I am going to start out by stating you've got to have a decent rolling pin. You need something with steel ball bearings, and a steel rod holding things together. You need a smooth maple pin of heavy weight and solid handles. What you need is a Thorpe rolling pin! These are wonderful rolling pins that do what they are supposed to do, which is to make rolling dough easy.
Thorpe makes various sizes of rolling pins, but the size I recommend is a 3 1/2 inch cylinder, 15 inch barrell pin. It is called the Baker's Special. You just can't go wrong with it. Julia Child had a couple of Thorpe rolling pins in her collection.
The best little biscuit cutter I have ever found was something I found on Ebay and have never seen again.
Oxo Good Grips dry measuring cups and measuring spoons are the bomb! They are sturdier than most others and I love the comfy little non-slip handles.
There are only two kinds I recommend. I like Pyrex for various reasons. The are oven safe, microwave safe, widely available, cheap, have handles, and come in wonderful colors/patterns. I have owned my set since the 1970s!
The only other kind of "bowl" I recommend are actually Vollrath stainless steel basins! I like them for the range of huge sizes that are available, they are non-tip, unbreakable, and useful for so many things.
I think that a copper bowl for your Kitchenaid narrow bowl 5qt mixer or your Hobart N-50 mixer is a great investment. The mixer's wire whip when used with these bowls will make you egg whites come immediately to attention. Mine is solid heavy copper and has brass fittings and was made in France for Bridge Corp. These bowls have been discontinued, and I bought one of the last of the inventory. Rarely, they are available on Ebay.
These are copper plated on steel. There are bowls being made now and which are available at: http://www.frenchcopperstudio.com/kitchenaid.html
If you are just starting out and have limited funds to spend, I always find that the old Corningware baking pans are a great buy. I can't think of any others I like better. Pie pans, loaf pans, square and round cake pans are available and pretty cheap. Your pie crusts and your bread crusts will be nice and crisp.
And of course there is always many sizes of pyrex measuring cups to choose from. My mother, grandmothers, and everybody else I know uses them.
I found some really fantastic enameled cast iron bakeware that I would like to share with you. Bundt pans, muffin pans, loaf pans, rectangular baking pans, round baking pans, and even pans I use for small pies!

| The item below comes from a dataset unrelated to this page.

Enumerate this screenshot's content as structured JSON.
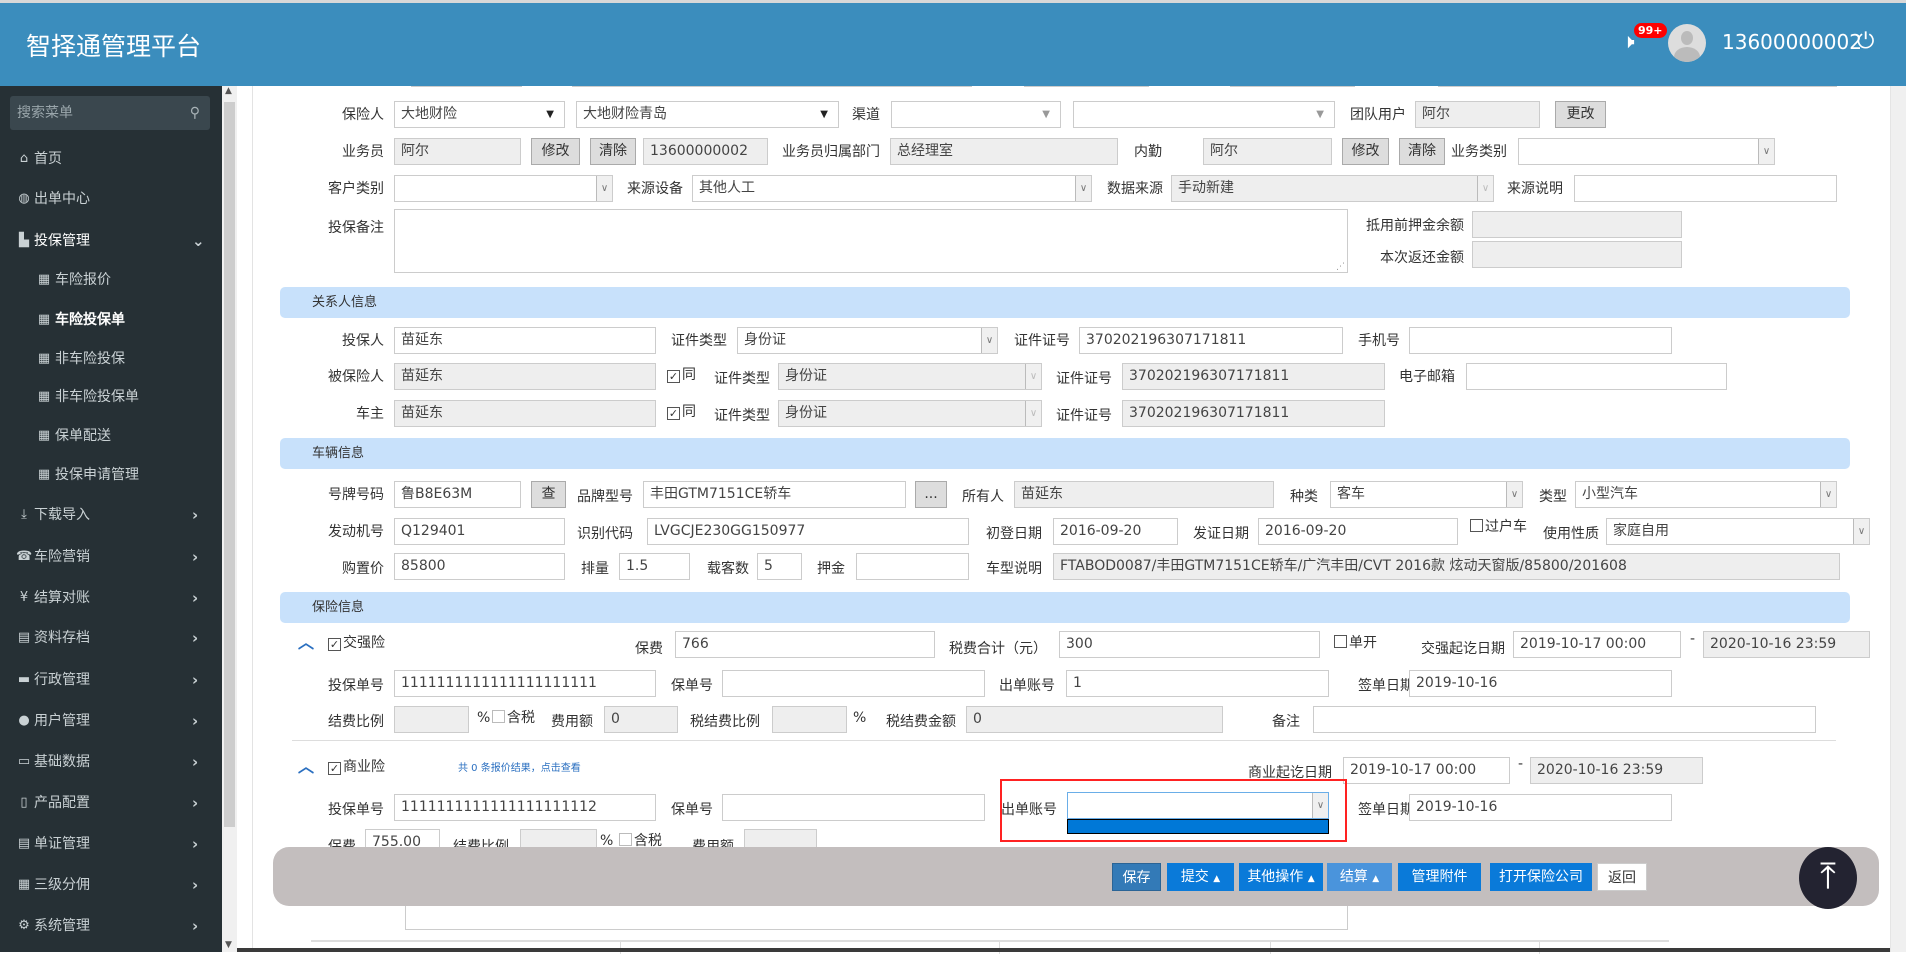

Yes, I have a double oven range, but for some things this item is incredible. I found a stainless steel Farberware Turbo Convection oven. It is not only good for baking but also with the optional dehydrating trays I found on Ebay, it substitutes for a food dehydrator!
And how could I forget half sized commercial aluminum sheet pans? I like the heaviest gauge ones by Lincolnware. They are cheap when bought used from a restaurant supply store.
You know you need these for cooling cakes, pies, cookies, bread, etc. They should be large and strong and stable. You may also want to use them for draining fried foods or icing a cake, or whatever. I like the woven wire grates that are designed to be used in stainless steel hotel pans. Cafeterias often use them in the hotel pans to keep food hot on the buffet line. These wire grates come in all the sizes you can find hotel pans in. I like the large ones best.
Marble Pastry Table
You need a good surface for making pastries, and if you don't have stone, metal, or their equivilent, you you need a piece of marble. Marble is excellent for the purpose because it is naturally cool, impervious to fats, and stays dry -- perfect for pastry.
I lucked up on a marble topped dining table [30 by 52 inches] in a thrift shop one day for about $130. I had no use for the table base because I had an idea. I took my grandmother's rather wobbly oval gateleg breakfast table and put the marble on top. So, just off my kitchen, the marble topped table is available for use as a pastry surface. And what is even better, the weight of the marble stablizes the table! I love brainstorms!
And repeating myself again, you need a heavy duty dependable mixer. This 1930s Kitchenaid model G mixer is mine, but I also recommend a Hobart N-50 either new or used.
What more can I say?
Totally non-essential, yet useful if you have one, is a flour sifter. As usual, I chose one that not only meets my needs but is pretty also.